Posted by Auto.com Staff | Dec 31, 2018

The exact definition of what it means when a car has a salvage title can vary from state to state, but the conditions for which a vehicle’s value can be deemed a total loss tend to be similar. Generally, a car is designated as having a salvage title if the vehicle in question was damaged and a car insurance company has “written off” the vehicle by paying out a claim after deeming the cost of repairs to exceed the value or worth of the vehicle. You will want to check with your state’s specific laws and regulations as to just what qualifies as a salvage title vehicle.

A car can receive a salvage title for a variety of reasons. A salvage title may be issued to a vehicle that was written off after a serious accident, then repaired by a body shop or mechanic.
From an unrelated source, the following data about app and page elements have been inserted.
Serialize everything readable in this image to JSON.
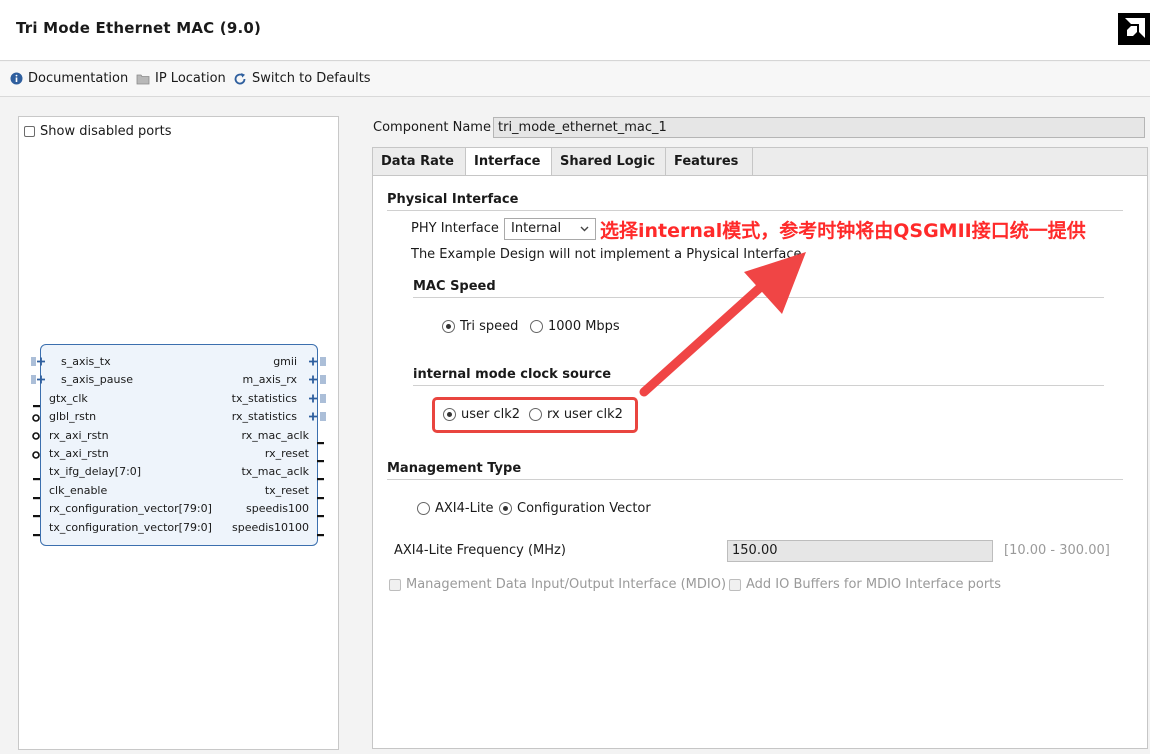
{
  "window": {
    "title": "Tri Mode Ethernet MAC (9.0)"
  },
  "toolbar": {
    "documentation": "Documentation",
    "ip_location": "IP Location",
    "switch_defaults": "Switch to Defaults"
  },
  "left": {
    "show_disabled": "Show disabled ports",
    "ports_left": [
      "s_axis_tx",
      "s_axis_pause",
      "gtx_clk",
      "glbl_rstn",
      "rx_axi_rstn",
      "tx_axi_rstn",
      "tx_ifg_delay[7:0]",
      "clk_enable",
      "rx_configuration_vector[79:0]",
      "tx_configuration_vector[79:0]"
    ],
    "ports_right": [
      "gmii",
      "m_axis_rx",
      "tx_statistics",
      "rx_statistics",
      "rx_mac_aclk",
      "rx_reset",
      "tx_mac_aclk",
      "tx_reset",
      "speedis100",
      "speedis10100"
    ]
  },
  "component": {
    "label": "Component Name",
    "value": "tri_mode_ethernet_mac_1"
  },
  "tabs": [
    "Data Rate",
    "Interface",
    "Shared Logic",
    "Features"
  ],
  "active_tab": "Interface",
  "physical": {
    "title": "Physical Interface",
    "phy_label": "PHY Interface",
    "phy_value": "Internal",
    "note": "The Example Design will not implement a Physical Interface"
  },
  "mac_speed": {
    "title": "MAC Speed",
    "opt1": "Tri speed",
    "opt2": "1000 Mbps",
    "selected": "Tri speed"
  },
  "clock_source": {
    "title": "internal mode clock source",
    "opt1": "user clk2",
    "opt2": "rx user clk2",
    "selected": "user clk2"
  },
  "management": {
    "title": "Management Type",
    "opt1": "AXI4-Lite",
    "opt2": "Configuration Vector",
    "selected": "Configuration Vector",
    "freq_label": "AXI4-Lite Frequency (MHz)",
    "freq_value": "150.00",
    "freq_range": "[10.00 - 300.00]",
    "mdio_label": "Management Data Input/Output Interface (MDIO)",
    "iobuf_label": "Add IO Buffers for MDIO Interface ports"
  },
  "annotation": {
    "text": "选择internal模式，参考时钟将由QSGMII接口统一提供",
    "color": "#ff2a2a"
  },
  "colors": {
    "accent": "#3b6fae",
    "highlight": "#e9453f"
  }
}
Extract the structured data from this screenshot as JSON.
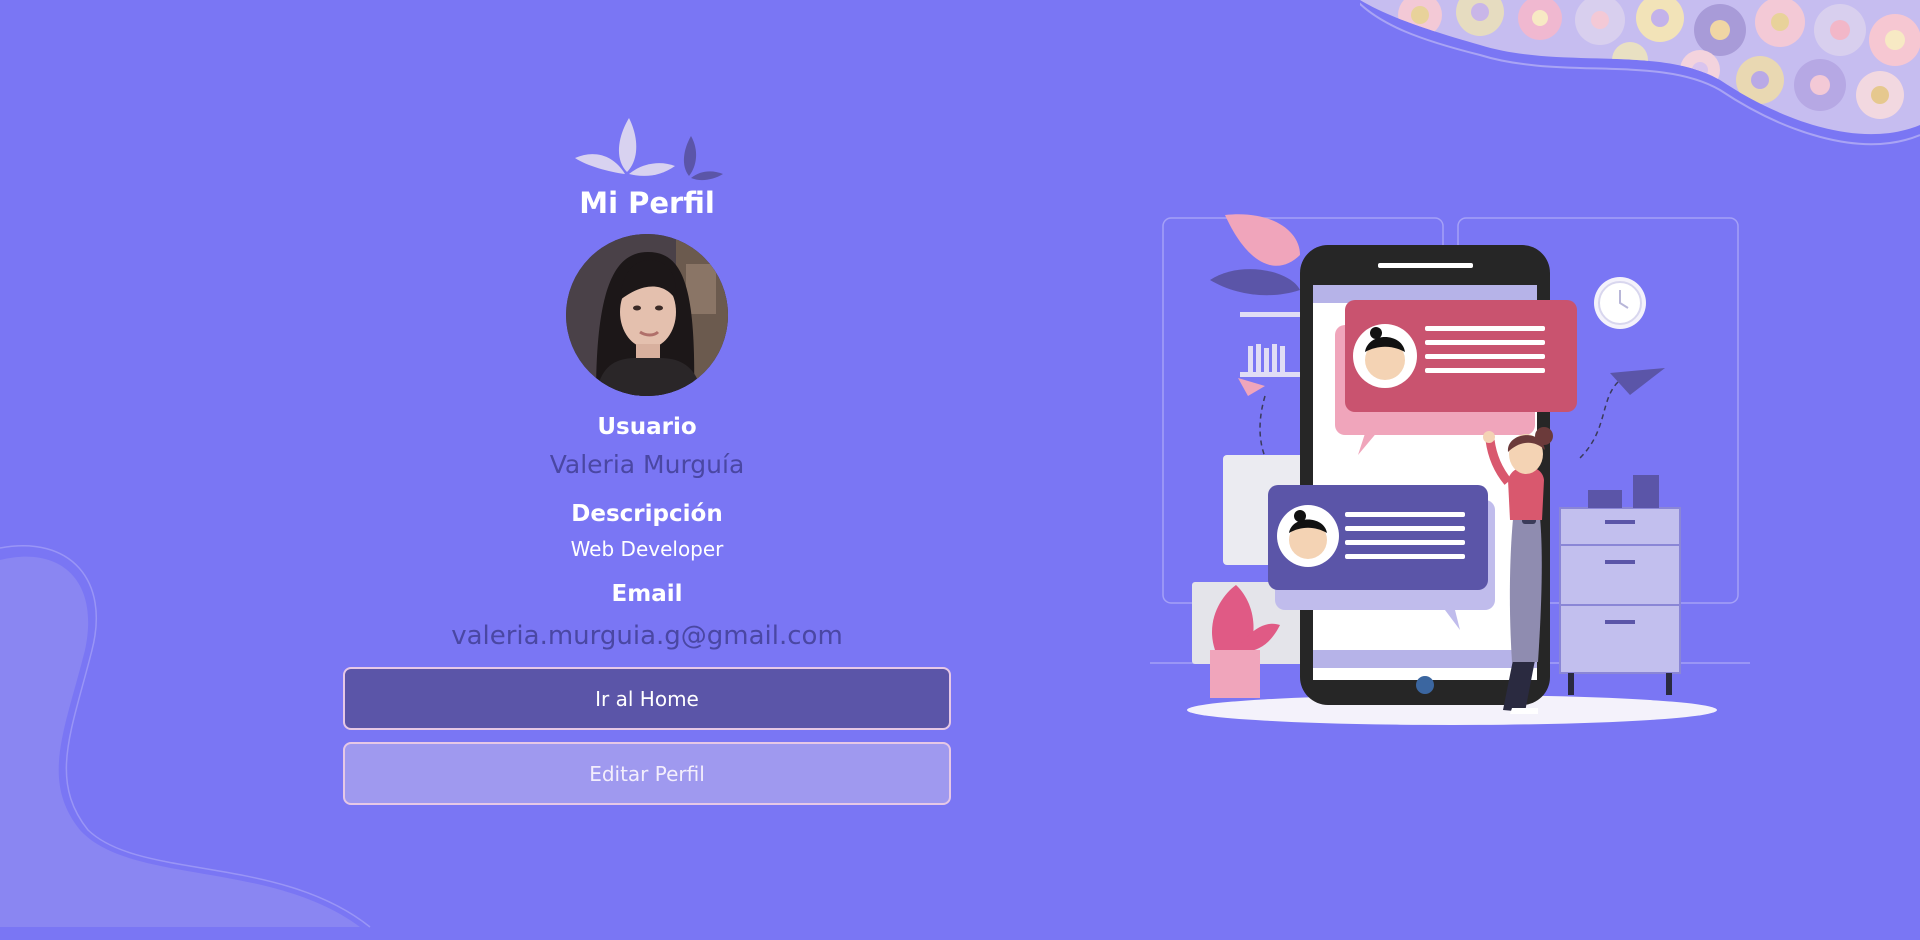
{
  "page": {
    "title": "Mi Perfil",
    "colors": {
      "background": "#7a76f4",
      "accent_dark": "#5b55a8",
      "accent_light": "#9f99ef",
      "text_dark": "#4a47a3"
    }
  },
  "profile": {
    "user_label": "Usuario",
    "user_name": "Valeria Murguía",
    "description_label": "Descripción",
    "description": "Web Developer",
    "email_label": "Email",
    "email": "valeria.murguia.g@gmail.com"
  },
  "actions": {
    "home_label": "Ir al Home",
    "edit_label": "Editar Perfil"
  },
  "icons": {
    "logo": "leaves-logo-icon",
    "avatar": "profile-photo",
    "illustration": "chat-phone-illustration"
  }
}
These are sometimes referred to as a “rebuilt title.” A salvage title can also be issued on a theft recovery, where the car was recovered after the insurance company paid out the insurance claim but before authorities were able to find the stolen vehicle. It should be noted that some states designate a difference between rebuilt vehicles and a salvage title, while others do not. As such, some people will use the terms interchangeably, even though they don’t always mean the same thing.

Another example is when cars are damaged by nature. In the aftermath of Hurricane Harvey in 2017, many vehicles in the Texas Gulf Coast area experienced such severe flood damage that the cost of fixing them was deemed too expensive. In this case, insurance adjusters were sent out to evaluate the damage. Most of the cars that were declared a total loss for their owners eventually found their way to auctions, where they were bought for parts or scrap.

If you are considering buying a salvage vehicle to repair and drive, it is imperative that you research it extensively. Your state may have special rules that the owner of a salvaged car should be aware of in order for a sale to take place. In addition to having a special title issued, your state may require a vehicle inspection to verify that the salvage or rebuilt car is safe to drive.

Because the rules are different in every state, there is a risk of title fraud. When buying a used car, make sure to get a copy of the title history. Any time a car is written off and reported as such, the state will report it on that car’s title as wrecked or salvaged. It is also important to know that not all insurance companies will insure a car with a salvage title. In addition to researching your states rules and regulations for salvaged vehicles, you may also want to talk to your insurance agent.